--- START ---

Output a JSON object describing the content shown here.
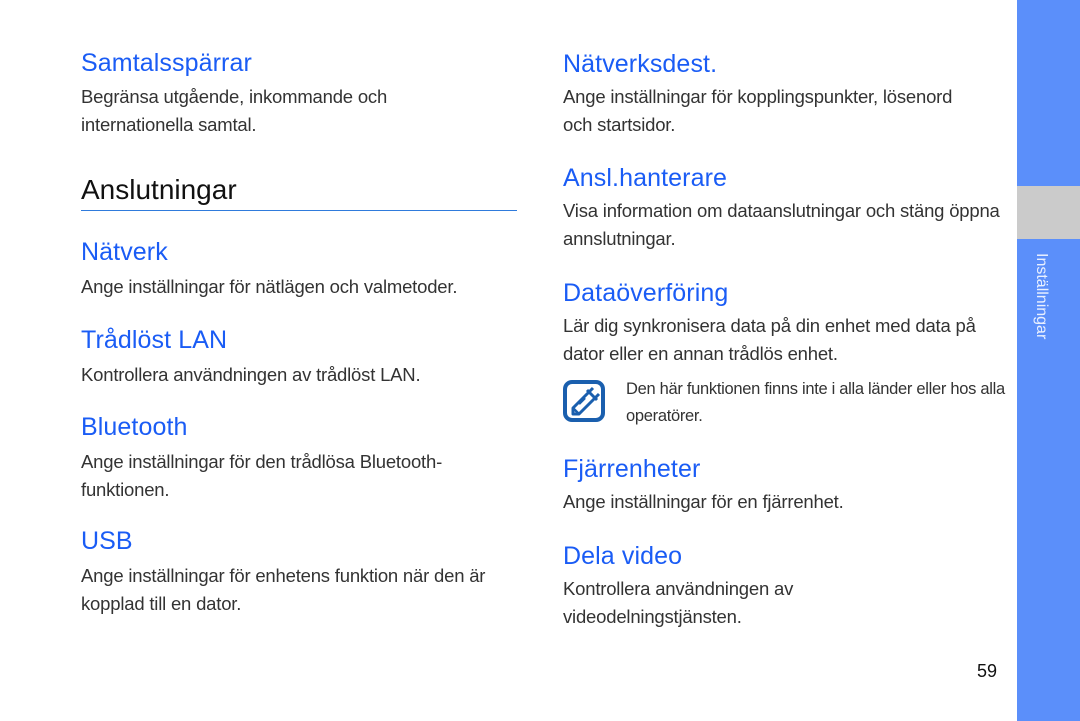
{
  "page": {
    "number": "59",
    "sidebar_label": "Inställningar"
  },
  "left": {
    "top_item": {
      "title": "Samtalsspärrar",
      "desc": "Begränsa utgående, inkommande och internationella samtal."
    },
    "section_title": "Anslutningar",
    "items": [
      {
        "title": "Nätverk",
        "desc": "Ange inställningar för nätlägen och valmetoder."
      },
      {
        "title": "Trådlöst LAN",
        "desc": "Kontrollera användningen av trådlöst LAN."
      },
      {
        "title": "Bluetooth",
        "desc": "Ange inställningar för den trådlösa Bluetooth-funktionen."
      },
      {
        "title": "USB",
        "desc": "Ange inställningar för enhetens funktion när den är kopplad till en dator."
      }
    ]
  },
  "right": {
    "items": [
      {
        "title": "Nätverksdest.",
        "desc": "Ange inställningar för kopplingspunkter, lösenord och startsidor."
      },
      {
        "title": "Ansl.hanterare",
        "desc": "Visa information om dataanslutningar och stäng öppna annslutningar."
      },
      {
        "title": "Dataöverföring",
        "desc": "Lär dig synkronisera data på din enhet med data på dator eller en annan trådlös enhet."
      },
      {
        "title": "Fjärrenheter",
        "desc": "Ange inställningar för en fjärrenhet."
      },
      {
        "title": "Dela video",
        "desc": "Kontrollera användningen av videodelningstjänsten."
      }
    ],
    "note": {
      "icon": "note-pencil-icon",
      "text": "Den här funktionen finns inte i alla länder eller hos alla operatörer."
    }
  },
  "colors": {
    "heading": "#1a5cf5",
    "sidebar": "#5b8ffa",
    "sidebar_block": "#cbcbcb",
    "rule": "#2f7bdc",
    "note_icon": "#1a5fae"
  }
}
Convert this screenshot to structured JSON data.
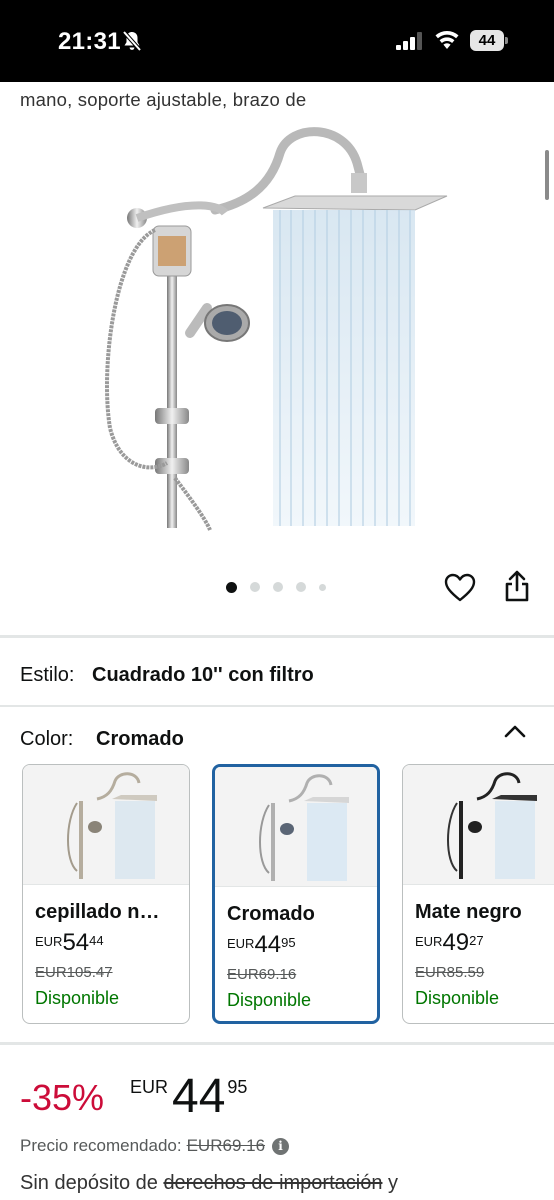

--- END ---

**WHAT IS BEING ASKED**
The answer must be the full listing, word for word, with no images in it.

**REPLY TO THE EXERCISE**
Output a JSON object describing the content shown here.
{
  "page": {
    "number": "59",
    "sidebar_label": "Inställningar"
  },
  "left": {
    "top_item": {
      "title": "Samtalsspärrar",
      "desc": "Begränsa utgående, inkommande och internationella samtal."
    },
    "section_title": "Anslutningar",
    "items": [
      {
        "title": "Nätverk",
        "desc": "Ange inställningar för nätlägen och valmetoder."
      },
      {
        "title": "Trådlöst LAN",
        "desc": "Kontrollera användningen av trådlöst LAN."
      },
      {
        "title": "Bluetooth",
        "desc": "Ange inställningar för den trådlösa Bluetooth-funktionen."
      },
      {
        "title": "USB",
        "desc": "Ange inställningar för enhetens funktion när den är kopplad till en dator."
      }
    ]
  },
  "right": {
    "items": [
      {
        "title": "Nätverksdest.",
        "desc": "Ange inställningar för kopplingspunkter, lösenord och startsidor."
      },
      {
        "title": "Ansl.hanterare",
        "desc": "Visa information om dataanslutningar och stäng öppna annslutningar."
      },
      {
        "title": "Dataöverföring",
        "desc": "Lär dig synkronisera data på din enhet med data på dator eller en annan trådlös enhet."
      },
      {
        "title": "Fjärrenheter",
        "desc": "Ange inställningar för en fjärrenhet."
      },
      {
        "title": "Dela video",
        "desc": "Kontrollera användningen av videodelningstjänsten."
      }
    ],
    "note": {
      "icon": "note-pencil-icon",
      "text": "Den här funktionen finns inte i alla länder eller hos alla operatörer."
    }
  },
  "colors": {
    "heading": "#1a5cf5",
    "sidebar": "#5b8ffa",
    "sidebar_block": "#cbcbcb",
    "rule": "#2f7bdc",
    "note_icon": "#1a5fae"
  }
}
Convert this screenshot to structured JSON data.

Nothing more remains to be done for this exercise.